YOUR GOAL. Your job is to print the listing exactly.

== SOURCE MATERIAL

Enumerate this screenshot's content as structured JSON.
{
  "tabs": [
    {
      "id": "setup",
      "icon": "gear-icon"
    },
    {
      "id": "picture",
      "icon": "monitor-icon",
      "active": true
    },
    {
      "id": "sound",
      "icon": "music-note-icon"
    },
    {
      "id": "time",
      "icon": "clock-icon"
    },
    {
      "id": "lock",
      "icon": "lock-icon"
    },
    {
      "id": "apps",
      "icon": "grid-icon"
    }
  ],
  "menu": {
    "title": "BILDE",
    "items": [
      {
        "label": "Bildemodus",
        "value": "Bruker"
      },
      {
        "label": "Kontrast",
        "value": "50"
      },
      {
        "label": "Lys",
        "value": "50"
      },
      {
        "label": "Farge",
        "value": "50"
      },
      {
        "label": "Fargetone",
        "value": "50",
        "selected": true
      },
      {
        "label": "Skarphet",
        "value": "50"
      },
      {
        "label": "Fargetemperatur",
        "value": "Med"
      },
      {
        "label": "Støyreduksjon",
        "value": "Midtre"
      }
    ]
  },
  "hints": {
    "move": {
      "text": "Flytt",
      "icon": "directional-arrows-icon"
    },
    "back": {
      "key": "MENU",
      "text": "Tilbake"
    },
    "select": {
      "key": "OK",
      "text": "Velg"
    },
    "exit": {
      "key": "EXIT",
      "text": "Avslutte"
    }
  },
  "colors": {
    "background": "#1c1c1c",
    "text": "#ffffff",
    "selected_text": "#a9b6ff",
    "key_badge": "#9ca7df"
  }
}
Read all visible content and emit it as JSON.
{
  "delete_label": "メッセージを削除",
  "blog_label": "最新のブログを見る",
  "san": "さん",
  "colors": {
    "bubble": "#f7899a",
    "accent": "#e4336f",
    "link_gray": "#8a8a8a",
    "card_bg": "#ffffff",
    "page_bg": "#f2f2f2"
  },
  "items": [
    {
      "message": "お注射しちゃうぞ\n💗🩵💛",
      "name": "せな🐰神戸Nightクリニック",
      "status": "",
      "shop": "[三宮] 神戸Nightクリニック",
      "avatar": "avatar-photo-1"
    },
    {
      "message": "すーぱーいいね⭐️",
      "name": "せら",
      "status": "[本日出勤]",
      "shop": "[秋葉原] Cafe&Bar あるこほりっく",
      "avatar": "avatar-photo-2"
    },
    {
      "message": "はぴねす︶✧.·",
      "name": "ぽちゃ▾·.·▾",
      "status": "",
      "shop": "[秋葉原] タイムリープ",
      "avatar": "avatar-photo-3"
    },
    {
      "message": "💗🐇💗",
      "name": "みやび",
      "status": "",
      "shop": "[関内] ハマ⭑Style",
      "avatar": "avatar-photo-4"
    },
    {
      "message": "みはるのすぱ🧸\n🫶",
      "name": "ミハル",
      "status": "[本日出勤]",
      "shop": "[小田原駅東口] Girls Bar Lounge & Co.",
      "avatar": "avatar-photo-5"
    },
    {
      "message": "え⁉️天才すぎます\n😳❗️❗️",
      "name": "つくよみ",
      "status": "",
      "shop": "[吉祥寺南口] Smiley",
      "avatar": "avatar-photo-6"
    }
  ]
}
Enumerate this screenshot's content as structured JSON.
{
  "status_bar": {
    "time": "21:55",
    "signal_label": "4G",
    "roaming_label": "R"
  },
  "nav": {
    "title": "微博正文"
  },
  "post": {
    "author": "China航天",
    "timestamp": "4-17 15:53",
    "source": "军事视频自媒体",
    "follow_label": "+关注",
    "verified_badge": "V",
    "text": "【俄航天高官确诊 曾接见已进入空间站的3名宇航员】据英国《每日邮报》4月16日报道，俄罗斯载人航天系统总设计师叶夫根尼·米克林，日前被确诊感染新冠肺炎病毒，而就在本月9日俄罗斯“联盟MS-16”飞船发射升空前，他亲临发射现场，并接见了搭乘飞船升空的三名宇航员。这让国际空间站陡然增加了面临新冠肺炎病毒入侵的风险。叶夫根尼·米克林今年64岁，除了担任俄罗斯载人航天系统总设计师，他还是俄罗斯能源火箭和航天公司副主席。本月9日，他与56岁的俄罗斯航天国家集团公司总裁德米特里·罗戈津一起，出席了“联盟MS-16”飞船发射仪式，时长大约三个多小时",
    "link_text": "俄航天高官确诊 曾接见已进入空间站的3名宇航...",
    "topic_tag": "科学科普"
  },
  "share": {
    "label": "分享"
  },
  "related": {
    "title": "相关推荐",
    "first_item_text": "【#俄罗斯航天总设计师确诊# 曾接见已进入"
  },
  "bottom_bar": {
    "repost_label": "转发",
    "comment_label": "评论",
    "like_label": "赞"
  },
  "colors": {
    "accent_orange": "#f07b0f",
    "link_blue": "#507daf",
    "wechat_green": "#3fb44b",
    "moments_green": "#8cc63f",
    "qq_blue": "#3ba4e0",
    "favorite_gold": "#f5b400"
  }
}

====

RESULT OF THIS TASK.
Enumerate this screenshot's content as structured JSON.
{
  "tabs": [
    {
      "id": "setup",
      "icon": "gear-icon"
    },
    {
      "id": "picture",
      "icon": "monitor-icon",
      "active": true
    },
    {
      "id": "sound",
      "icon": "music-note-icon"
    },
    {
      "id": "time",
      "icon": "clock-icon"
    },
    {
      "id": "lock",
      "icon": "lock-icon"
    },
    {
      "id": "apps",
      "icon": "grid-icon"
    }
  ],
  "menu": {
    "title": "BILDE",
    "items": [
      {
        "label": "Bildemodus",
        "value": "Bruker"
      },
      {
        "label": "Kontrast",
        "value": "50"
      },
      {
        "label": "Lys",
        "value": "50"
      },
      {
        "label": "Farge",
        "value": "50"
      },
      {
        "label": "Fargetone",
        "value": "50",
        "selected": true
      },
      {
        "label": "Skarphet",
        "value": "50"
      },
      {
        "label": "Fargetemperatur",
        "value": "Med"
      },
      {
        "label": "Støyreduksjon",
        "value": "Midtre"
      }
    ]
  },
  "hints": {
    "move": {
      "text": "Flytt",
      "icon": "directional-arrows-icon"
    },
    "back": {
      "key": "MENU",
      "text": "Tilbake"
    },
    "select": {
      "key": "OK",
      "text": "Velg"
    },
    "exit": {
      "key": "EXIT",
      "text": "Avslutte"
    }
  },
  "colors": {
    "background": "#1c1c1c",
    "text": "#ffffff",
    "selected_text": "#a9b6ff",
    "key_badge": "#9ca7df"
  }
}
Read all visible content and emit it as JSON.
{
  "delete_label": "メッセージを削除",
  "blog_label": "最新のブログを見る",
  "san": "さん",
  "colors": {
    "bubble": "#f7899a",
    "accent": "#e4336f",
    "link_gray": "#8a8a8a",
    "card_bg": "#ffffff",
    "page_bg": "#f2f2f2"
  },
  "items": [
    {
      "message": "お注射しちゃうぞ\n💗🩵💛",
      "name": "せな🐰神戸Nightクリニック",
      "status": "",
      "shop": "[三宮] 神戸Nightクリニック",
      "avatar": "avatar-photo-1"
    },
    {
      "message": "すーぱーいいね⭐️",
      "name": "せら",
      "status": "[本日出勤]",
      "shop": "[秋葉原] Cafe&Bar あるこほりっく",
      "avatar": "avatar-photo-2"
    },
    {
      "message": "はぴねす︶✧.·",
      "name": "ぽちゃ▾·.·▾",
      "status": "",
      "shop": "[秋葉原] タイムリープ",
      "avatar": "avatar-photo-3"
    },
    {
      "message": "💗🐇💗",
      "name": "みやび",
      "status": "",
      "shop": "[関内] ハマ⭑Style",
      "avatar": "avatar-photo-4"
    },
    {
      "message": "みはるのすぱ🧸\n🫶",
      "name": "ミハル",
      "status": "[本日出勤]",
      "shop": "[小田原駅東口] Girls Bar Lounge & Co.",
      "avatar": "avatar-photo-5"
    },
    {
      "message": "え⁉️天才すぎます\n😳❗️❗️",
      "name": "つくよみ",
      "status": "",
      "shop": "[吉祥寺南口] Smiley",
      "avatar": "avatar-photo-6"
    }
  ]
}
Enumerate this screenshot's content as structured JSON.
{
  "status_bar": {
    "time": "21:55",
    "signal_label": "4G",
    "roaming_label": "R"
  },
  "nav": {
    "title": "微博正文"
  },
  "post": {
    "author": "China航天",
    "timestamp": "4-17 15:53",
    "source": "军事视频自媒体",
    "follow_label": "+关注",
    "verified_badge": "V",
    "text": "【俄航天高官确诊 曾接见已进入空间站的3名宇航员】据英国《每日邮报》4月16日报道，俄罗斯载人航天系统总设计师叶夫根尼·米克林，日前被确诊感染新冠肺炎病毒，而就在本月9日俄罗斯“联盟MS-16”飞船发射升空前，他亲临发射现场，并接见了搭乘飞船升空的三名宇航员。这让国际空间站陡然增加了面临新冠肺炎病毒入侵的风险。叶夫根尼·米克林今年64岁，除了担任俄罗斯载人航天系统总设计师，他还是俄罗斯能源火箭和航天公司副主席。本月9日，他与56岁的俄罗斯航天国家集团公司总裁德米特里·罗戈津一起，出席了“联盟MS-16”飞船发射仪式，时长大约三个多小时",
    "link_text": "俄航天高官确诊 曾接见已进入空间站的3名宇航...",
    "topic_tag": "科学科普"
  },
  "share": {
    "label": "分享"
  },
  "related": {
    "title": "相关推荐",
    "first_item_text": "【#俄罗斯航天总设计师确诊# 曾接见已进入"
  },
  "bottom_bar": {
    "repost_label": "转发",
    "comment_label": "评论",
    "like_label": "赞"
  },
  "colors": {
    "accent_orange": "#f07b0f",
    "link_blue": "#507daf",
    "wechat_green": "#3fb44b",
    "moments_green": "#8cc63f",
    "qq_blue": "#3ba4e0",
    "favorite_gold": "#f5b400"
  }
}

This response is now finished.